I’ve been meaning to write up a summary of my experiences as the Gamer Wife for a while now. But between one thing and the next, I’ve never quite had the time or the energy.
And the reason is fairly simple. I get push back whenever I talk about these things. I also get support, dissent, well-thought out opinions and suggestions. But I do get a lot of mansplaining, as it were. I also generated a bunch of hurt feelings from people close to me. All of these things, both the good and the bad, just are.
I started this series with a pretty simple introduction, trying to show how women are often reduced to objects of desire or possession that shows how great the guy in the relationship must be to have “obtained” her. If she’s pretty, that’s a plus. If she’s skilled, also good. If she games? You lucky devil you. But the woman is still an attachment to the man.
I felt that some background on how I entered my current gaming group and met my spouse might help illuminate how the Gamer Wife is different from a Gamer Girl1. How the social shifting ground let me both fit in better and acclimatize to the group. To be accepted is a big thing. To be forced into a given pattern in order to be accepted is quite another.

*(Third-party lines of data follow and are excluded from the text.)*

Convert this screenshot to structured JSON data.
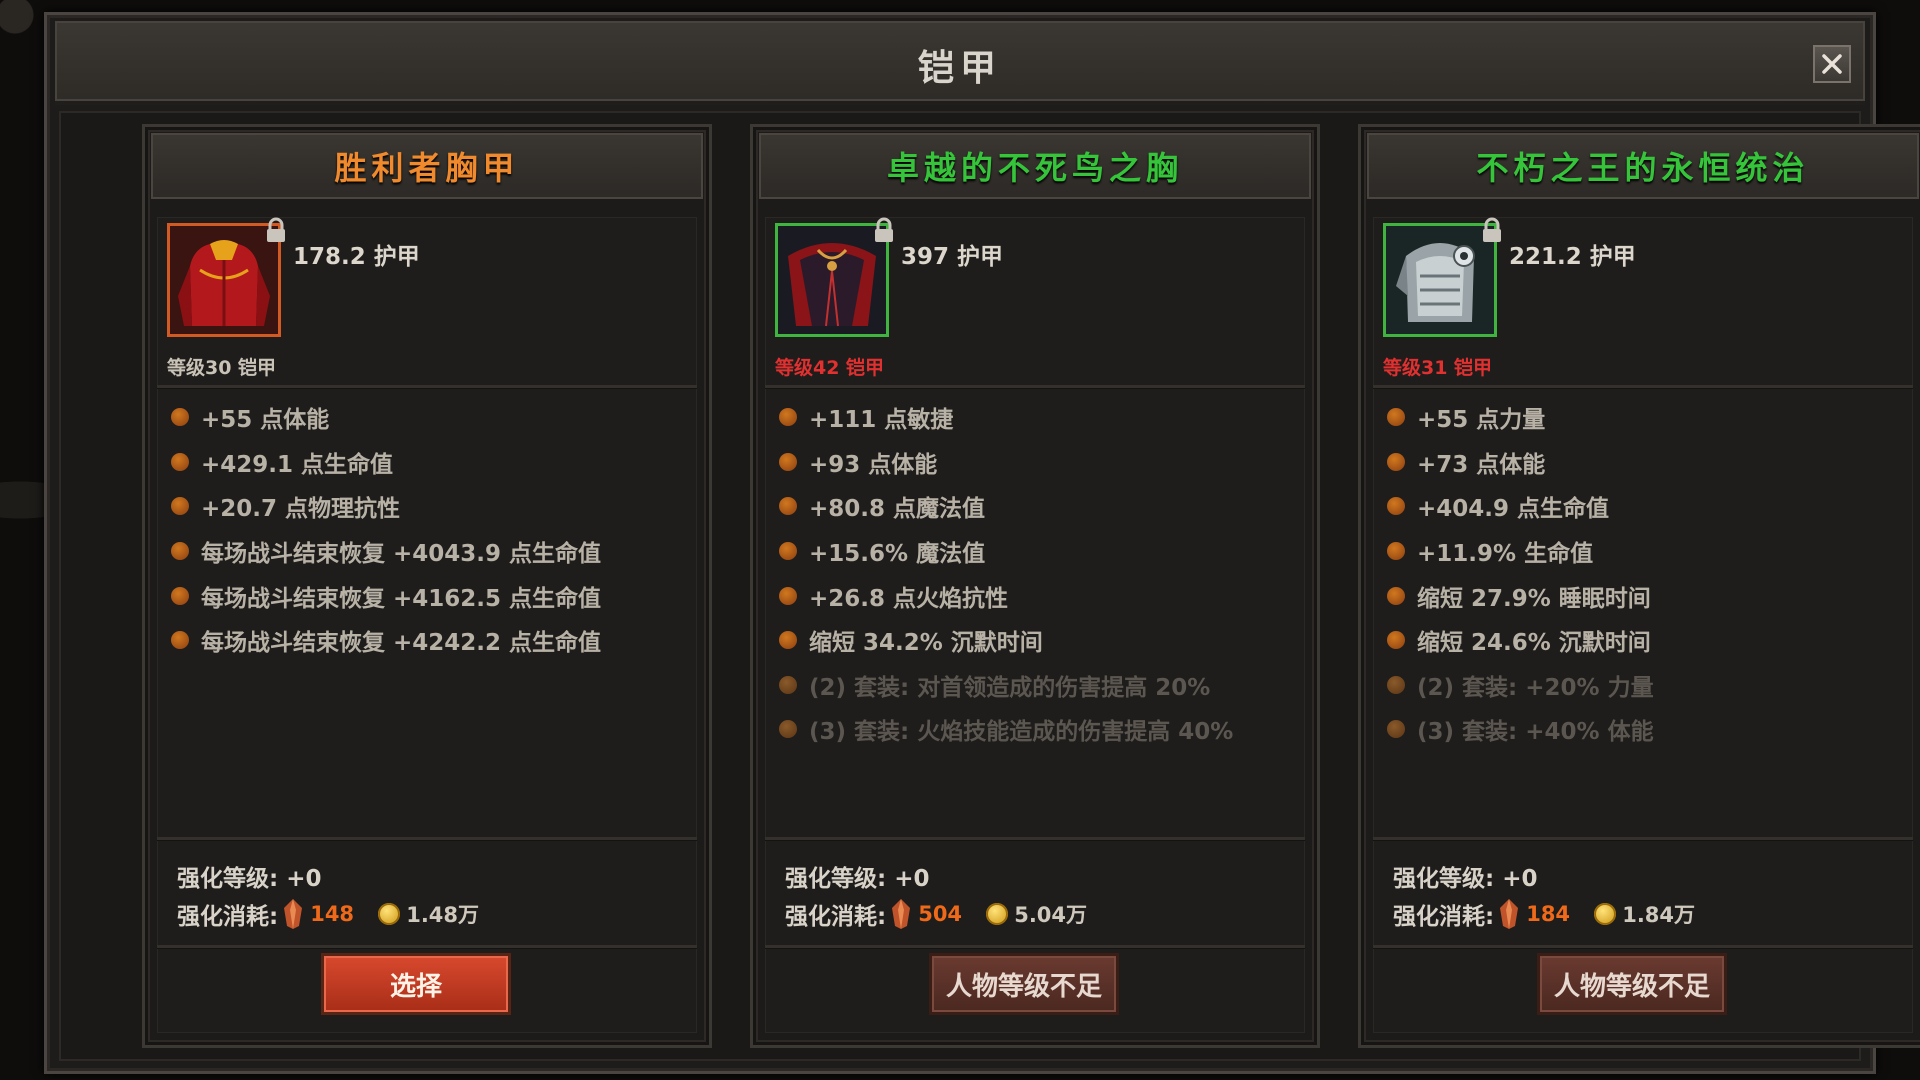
{
  "window": {
    "title": "铠甲"
  },
  "colors": {
    "orange_title": "#f08a2c",
    "green_title": "#35c43a",
    "requirement_red": "#e03030"
  },
  "panels": [
    {
      "name": "胜利者胸甲",
      "name_color": "#f08a2c",
      "icon": "red-chest-armor-icon",
      "armor": "178.2 护甲",
      "requirement": "等级30  铠甲",
      "requirement_met": true,
      "stats": [
        "+55 点体能",
        "+429.1 点生命值",
        "+20.7 点物理抗性",
        "每场战斗结束恢复 +4043.9 点生命值",
        "每场战斗结束恢复 +4162.5 点生命值",
        "每场战斗结束恢复 +4242.2 点生命值"
      ],
      "set_bonuses": [],
      "enhance_level_label": "强化等级:  +0",
      "enhance_cost_label": "强化消耗:",
      "crystal_cost": "148",
      "gold_cost": "1.48万",
      "button_label": "选择",
      "button_enabled": true
    },
    {
      "name": "卓越的不死鸟之胸",
      "name_color": "#35c43a",
      "icon": "phoenix-cloak-icon",
      "armor": "397 护甲",
      "requirement": "等级42  铠甲",
      "requirement_met": false,
      "stats": [
        "+111 点敏捷",
        "+93 点体能",
        "+80.8 点魔法值",
        "+15.6% 魔法值",
        "+26.8 点火焰抗性",
        "缩短 34.2% 沉默时间"
      ],
      "set_bonuses": [
        "(2) 套装: 对首领造成的伤害提高 20%",
        "(3) 套装: 火焰技能造成的伤害提高 40%"
      ],
      "enhance_level_label": "强化等级:  +0",
      "enhance_cost_label": "强化消耗:",
      "crystal_cost": "504",
      "gold_cost": "5.04万",
      "button_label": "人物等级不足",
      "button_enabled": false
    },
    {
      "name": "不朽之王的永恒统治",
      "name_color": "#35c43a",
      "icon": "steel-plate-armor-icon",
      "armor": "221.2 护甲",
      "requirement": "等级31  铠甲",
      "requirement_met": false,
      "stats": [
        "+55 点力量",
        "+73 点体能",
        "+404.9 点生命值",
        "+11.9% 生命值",
        "缩短 27.9% 睡眠时间",
        "缩短 24.6% 沉默时间"
      ],
      "set_bonuses": [
        "(2) 套装: +20% 力量",
        "(3) 套装: +40% 体能"
      ],
      "enhance_level_label": "强化等级:  +0",
      "enhance_cost_label": "强化消耗:",
      "crystal_cost": "184",
      "gold_cost": "1.84万",
      "button_label": "人物等级不足",
      "button_enabled": false
    }
  ]
}
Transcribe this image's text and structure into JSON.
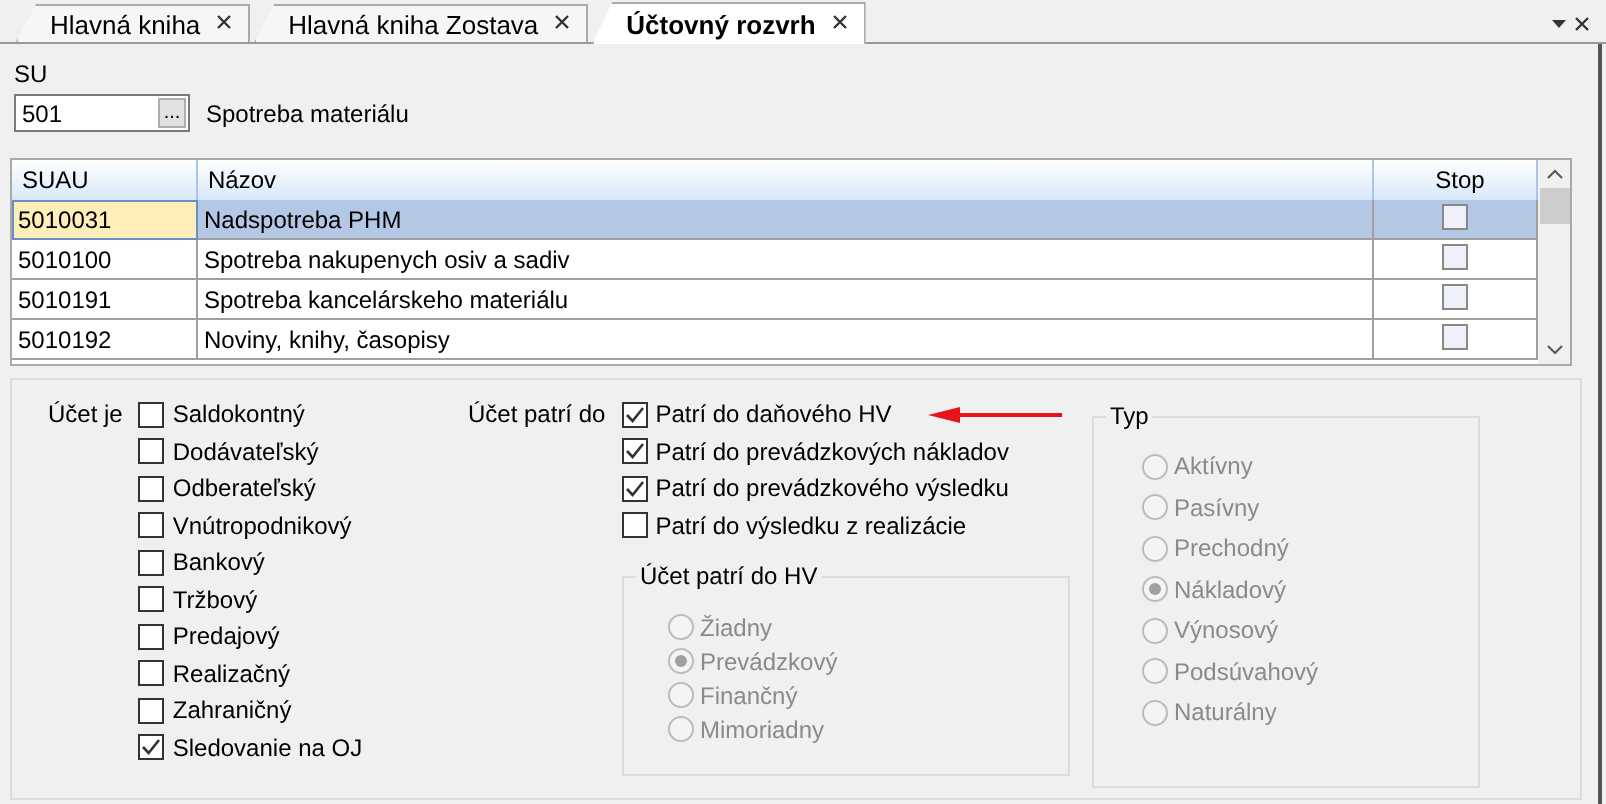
{
  "tabs": [
    {
      "label": "Hlavná kniha",
      "selected": false
    },
    {
      "label": "Hlavná kniha Zostava",
      "selected": false
    },
    {
      "label": "Účtovný rozvrh",
      "selected": true
    }
  ],
  "su": {
    "label": "SU",
    "value": "501",
    "button": "...",
    "description": "Spotreba materiálu"
  },
  "table": {
    "columns": [
      "SUAU",
      "Názov",
      "Stop"
    ],
    "rows": [
      {
        "suau": "5010031",
        "nazov": "Nadspotreba PHM",
        "stop": false,
        "selected": true
      },
      {
        "suau": "5010100",
        "nazov": "Spotreba nakupenych osiv a sadiv",
        "stop": false,
        "selected": false
      },
      {
        "suau": "5010191",
        "nazov": "Spotreba kancelárskeho materiálu",
        "stop": false,
        "selected": false
      },
      {
        "suau": "5010192",
        "nazov": "Noviny, knihy, časopisy",
        "stop": false,
        "selected": false
      }
    ]
  },
  "account_is": {
    "label": "Účet je",
    "items": [
      {
        "label": "Saldokontný",
        "checked": false
      },
      {
        "label": "Dodávateľský",
        "checked": false
      },
      {
        "label": "Odberateľský",
        "checked": false
      },
      {
        "label": "Vnútropodnikový",
        "checked": false
      },
      {
        "label": "Bankový",
        "checked": false
      },
      {
        "label": "Tržbový",
        "checked": false
      },
      {
        "label": "Predajový",
        "checked": false
      },
      {
        "label": "Realizačný",
        "checked": false
      },
      {
        "label": "Zahraničný",
        "checked": false
      },
      {
        "label": "Sledovanie na OJ",
        "checked": true
      }
    ]
  },
  "belongs_to": {
    "label": "Účet patrí do",
    "items": [
      {
        "label": "Patrí do daňového HV",
        "checked": true,
        "annotated": true
      },
      {
        "label": "Patrí do prevádzkových nákladov",
        "checked": true,
        "annotated": false
      },
      {
        "label": "Patrí do prevádzkového výsledku",
        "checked": true,
        "annotated": false
      },
      {
        "label": "Patrí do výsledku z realizácie",
        "checked": false,
        "annotated": false
      }
    ]
  },
  "hv_group": {
    "title": "Účet patrí do HV",
    "disabled": true,
    "options": [
      {
        "label": "Žiadny",
        "selected": false
      },
      {
        "label": "Prevádzkový",
        "selected": true
      },
      {
        "label": "Finančný",
        "selected": false
      },
      {
        "label": "Mimoriadny",
        "selected": false
      }
    ]
  },
  "type_group": {
    "title": "Typ",
    "disabled": true,
    "options": [
      {
        "label": "Aktívny",
        "selected": false
      },
      {
        "label": "Pasívny",
        "selected": false
      },
      {
        "label": "Prechodný",
        "selected": false
      },
      {
        "label": "Nákladový",
        "selected": true
      },
      {
        "label": "Výnosový",
        "selected": false
      },
      {
        "label": "Podsúvahový",
        "selected": false
      },
      {
        "label": "Naturálny",
        "selected": false
      }
    ]
  }
}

A lot of the responses I received here was of the “But this happens to everyone” variety. And yes, it can. But it seems to impact women a lot more than men, in my experience and opinion. Women seem to suffer the social ramifications more while being expected to allow men the same free-reign in most things as if they were single and unattached.
Then, having addressed social issues, I tried to address directly the impacts on my gaming table. And I was treated differently. I was still seen as the responsibility of my spouse. He had to take care of me. He had to create my fun. I had to get him to game. I had to help keep his game organized. I was required to like the same games and have the same, or a complimentary playstyle to him. I was marginalized because it was assumed, inherently, that my interests in gaming were purely at his behest.
Which, of course, segues into the most popular post in the series and the reason I started this whole thing in the first place. Favoritism. Or, more commonly, the perception thereof.
See, the rumor of wives and girlfriends getting all the special crap in games persists. It’s probably the result of a small number of cases, some even presented in the various comment threads the post spawned, but I still hold that these are vastly the minority of events. That most spouses can game together and still be fair to all players. That this perception of favoritism is more harmful to the game experience than much of the other behaviour. And I was complicit in it too. I believed the rumors and the lies. That anything my spouse gave me in game was a special favor. But him giving the same thing to other people was just normal gaming.
Drama always happens. People argue. People fight. People disagree and feel like any and all forums are appropriate to drag out a debate. But a fight between friends is dealt with in a completely different way than spouses fight. But it’s often blamed on the woman for bringing it up. She’s the emotional one. She’s the person getting visibly upset. A lot of that has to do with gendered expectations. But it’s also why women are expected to be the one at the gaming table to intervene when there is drama between others.
But after I had addressed these issues, I went on to look at how flirting affected my groups. See, this is a big fear, in-so-far as I can tell. Women bring with them sexual temptation and a suggestion of potential sex in the offering. Just by being present in a space dominated by guys. So when you have naturally flirty people, like me, it can get very awkward, very fast. Sometimes it’s that a guy misinterprets platonic flirting with serious flirting. I’ve found that the gaming crowd, in general, is very bad about assuming that any kind of sexual display, be it flirting, clothing or, sometimes, just being a woman, is invitation to approach the woman and take action based on her “signals”.
And again, this gets blamed on the women more often than not. She’s overreacting to the guy who hugs her in a way she doesn’t like. She’s the one flirting, she should accept the consequences. It doesn’t matter what you say to some of these people. They will not blame the guy for bad behaviour.
Finally, I addressed credit and recognition. This was a hard post for me to write because it hurts looking at the number of times and things I’ve done have been credited to my spouse. Which, again, ties back to the first post I made on the issue. I’m an accessory. My accomplishments reflect on how good he has it.
And that’s really the end of this series.
- Yes, I hate this phrase. It’s so often used dismissively by others these days, even if once I would have identified as one without batting an eye. ↩